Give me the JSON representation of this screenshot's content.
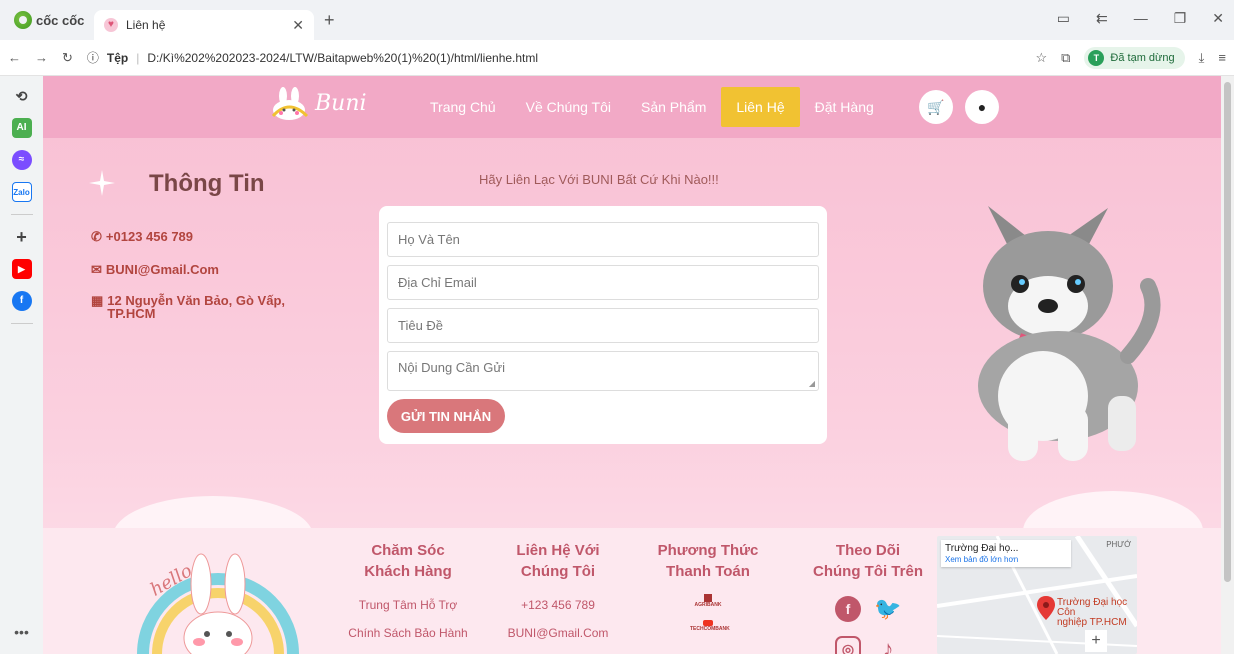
{
  "browser": {
    "brand": "cốc cốc",
    "tab_title": "Liên hệ",
    "url_prefix": "Tệp",
    "url": "D:/Kì%202%202023-2024/LTW/Baitapweb%20(1)%20(1)/html/lienhe.html",
    "profile_initial": "T",
    "profile_status": "Đã tạm dừng"
  },
  "site": {
    "logo_text": "Buni",
    "nav": [
      "Trang Chủ",
      "Về Chúng Tôi",
      "Sản Phẩm",
      "Liên Hệ",
      "Đặt Hàng"
    ],
    "active_nav": "Liên Hệ"
  },
  "info": {
    "title": "Thông Tin",
    "phone": "+0123 456 789",
    "email": "BUNI@Gmail.Com",
    "address": "12 Nguyễn Văn Bảo, Gò Vấp, TP.HCM"
  },
  "form": {
    "heading": "Hãy Liên Lạc Với BUNI Bất Cứ Khi Nào!!!",
    "name_placeholder": "Họ Và Tên",
    "email_placeholder": "Địa Chỉ Email",
    "subject_placeholder": "Tiêu Đề",
    "message_placeholder": "Nội Dung Cần Gửi",
    "submit_label": "GỬI TIN NHẮN"
  },
  "footer": {
    "col1": {
      "head1": "Chăm Sóc",
      "head2": "Khách Hàng",
      "items": [
        "Trung Tâm Hỗ Trợ",
        "Chính Sách Bảo Hành"
      ]
    },
    "col2": {
      "head1": "Liên Hệ Với",
      "head2": "Chúng Tôi",
      "items": [
        "+123 456 789",
        "BUNI@Gmail.Com"
      ]
    },
    "col3": {
      "head1": "Phương Thức",
      "head2": "Thanh Toán",
      "banks": [
        "AGRIBANK",
        "TECHCOMBANK"
      ]
    },
    "col4": {
      "head1": "Theo Dõi",
      "head2": "Chúng Tôi Trên"
    },
    "hello_text": "hello",
    "map": {
      "place": "Trường Đại họ...",
      "link": "Xem bản đồ lớn hơn",
      "marker_line1": "Trường Đại học Côn",
      "marker_line2": "nghiệp TP.HCM",
      "area": "PHƯỚ"
    }
  }
}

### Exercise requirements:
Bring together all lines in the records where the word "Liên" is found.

### Response to this exercise:
    "tab_title": "Liên hệ",
      "Liên Hệ",
    "active_nav": "Liên Hệ"
    "heading": "Hãy Liên Lạc Với BUNI Bất Cứ Khi Nào!!!",
      "head1": "Liên Hệ Với",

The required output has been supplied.